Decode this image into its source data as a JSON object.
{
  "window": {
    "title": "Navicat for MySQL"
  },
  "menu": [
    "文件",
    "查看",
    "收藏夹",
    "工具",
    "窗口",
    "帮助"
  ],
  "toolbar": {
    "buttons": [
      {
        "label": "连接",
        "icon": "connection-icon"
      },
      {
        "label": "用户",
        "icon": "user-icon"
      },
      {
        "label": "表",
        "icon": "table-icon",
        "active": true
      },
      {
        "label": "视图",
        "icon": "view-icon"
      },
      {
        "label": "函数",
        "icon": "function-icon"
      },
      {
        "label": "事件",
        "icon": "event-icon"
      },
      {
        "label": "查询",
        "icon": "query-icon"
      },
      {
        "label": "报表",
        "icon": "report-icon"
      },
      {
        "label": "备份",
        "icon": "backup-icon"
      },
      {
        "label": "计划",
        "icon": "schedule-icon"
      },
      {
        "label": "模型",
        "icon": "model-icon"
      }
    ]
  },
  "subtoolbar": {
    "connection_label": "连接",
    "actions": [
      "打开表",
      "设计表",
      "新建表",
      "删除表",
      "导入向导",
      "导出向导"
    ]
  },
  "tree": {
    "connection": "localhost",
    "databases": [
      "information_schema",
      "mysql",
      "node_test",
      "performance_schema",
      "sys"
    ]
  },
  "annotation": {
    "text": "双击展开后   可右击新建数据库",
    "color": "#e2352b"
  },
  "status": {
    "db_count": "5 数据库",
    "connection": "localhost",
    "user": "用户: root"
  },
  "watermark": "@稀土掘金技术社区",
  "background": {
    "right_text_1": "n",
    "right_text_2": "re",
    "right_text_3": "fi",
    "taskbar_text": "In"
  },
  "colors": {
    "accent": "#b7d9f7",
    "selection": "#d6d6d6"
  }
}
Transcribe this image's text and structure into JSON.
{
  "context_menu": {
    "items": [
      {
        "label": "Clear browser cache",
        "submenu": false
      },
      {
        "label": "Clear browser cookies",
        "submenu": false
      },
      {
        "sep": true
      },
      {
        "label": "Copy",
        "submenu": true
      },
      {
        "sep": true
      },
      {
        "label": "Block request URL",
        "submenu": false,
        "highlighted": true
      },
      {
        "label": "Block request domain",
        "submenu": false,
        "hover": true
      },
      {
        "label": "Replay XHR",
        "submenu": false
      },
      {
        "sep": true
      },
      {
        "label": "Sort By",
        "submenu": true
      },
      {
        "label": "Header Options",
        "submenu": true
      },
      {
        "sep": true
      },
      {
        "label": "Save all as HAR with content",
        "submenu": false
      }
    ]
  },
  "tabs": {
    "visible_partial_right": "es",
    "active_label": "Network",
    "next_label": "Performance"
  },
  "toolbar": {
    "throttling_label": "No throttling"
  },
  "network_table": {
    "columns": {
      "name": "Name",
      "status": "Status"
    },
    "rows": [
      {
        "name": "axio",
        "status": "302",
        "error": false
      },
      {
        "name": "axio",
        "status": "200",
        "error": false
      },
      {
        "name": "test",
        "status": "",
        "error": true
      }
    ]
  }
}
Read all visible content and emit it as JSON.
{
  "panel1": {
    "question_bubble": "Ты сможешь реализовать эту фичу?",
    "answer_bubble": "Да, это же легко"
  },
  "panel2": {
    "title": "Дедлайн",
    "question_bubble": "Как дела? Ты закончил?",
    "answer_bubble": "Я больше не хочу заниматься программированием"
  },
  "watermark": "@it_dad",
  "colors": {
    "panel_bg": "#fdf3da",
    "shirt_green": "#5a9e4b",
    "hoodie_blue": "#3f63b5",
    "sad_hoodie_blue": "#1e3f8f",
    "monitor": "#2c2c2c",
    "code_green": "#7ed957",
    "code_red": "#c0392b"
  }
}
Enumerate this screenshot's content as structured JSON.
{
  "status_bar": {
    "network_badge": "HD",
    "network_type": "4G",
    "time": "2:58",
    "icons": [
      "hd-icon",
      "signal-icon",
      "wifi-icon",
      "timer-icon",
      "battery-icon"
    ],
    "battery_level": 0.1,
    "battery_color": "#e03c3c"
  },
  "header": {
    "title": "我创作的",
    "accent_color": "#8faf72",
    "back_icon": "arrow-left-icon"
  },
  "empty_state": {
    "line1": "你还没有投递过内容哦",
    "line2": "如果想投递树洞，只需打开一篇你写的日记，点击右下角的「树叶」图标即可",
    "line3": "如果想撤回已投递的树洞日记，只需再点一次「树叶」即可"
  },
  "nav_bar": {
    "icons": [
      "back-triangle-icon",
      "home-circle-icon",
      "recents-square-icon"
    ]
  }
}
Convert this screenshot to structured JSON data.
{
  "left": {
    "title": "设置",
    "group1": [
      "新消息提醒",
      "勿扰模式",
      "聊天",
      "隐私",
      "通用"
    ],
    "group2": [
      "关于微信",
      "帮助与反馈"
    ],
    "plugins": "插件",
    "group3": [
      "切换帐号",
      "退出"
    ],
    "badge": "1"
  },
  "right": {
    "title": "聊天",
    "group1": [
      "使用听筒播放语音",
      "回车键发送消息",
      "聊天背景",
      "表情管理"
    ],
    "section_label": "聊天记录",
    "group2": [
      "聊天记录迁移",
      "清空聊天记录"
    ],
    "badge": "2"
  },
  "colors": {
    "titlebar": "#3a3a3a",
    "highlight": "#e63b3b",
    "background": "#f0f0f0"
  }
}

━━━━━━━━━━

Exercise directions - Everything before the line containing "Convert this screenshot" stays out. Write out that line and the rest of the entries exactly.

Output of the task -
Convert this screenshot to structured JSON data.
{
  "left": {
    "title": "设置",
    "group1": [
      "新消息提醒",
      "勿扰模式",
      "聊天",
      "隐私",
      "通用"
    ],
    "group2": [
      "关于微信",
      "帮助与反馈"
    ],
    "plugins": "插件",
    "group3": [
      "切换帐号",
      "退出"
    ],
    "badge": "1"
  },
  "right": {
    "title": "聊天",
    "group1": [
      "使用听筒播放语音",
      "回车键发送消息",
      "聊天背景",
      "表情管理"
    ],
    "section_label": "聊天记录",
    "group2": [
      "聊天记录迁移",
      "清空聊天记录"
    ],
    "badge": "2"
  },
  "colors": {
    "titlebar": "#3a3a3a",
    "highlight": "#e63b3b",
    "background": "#f0f0f0"
  }
}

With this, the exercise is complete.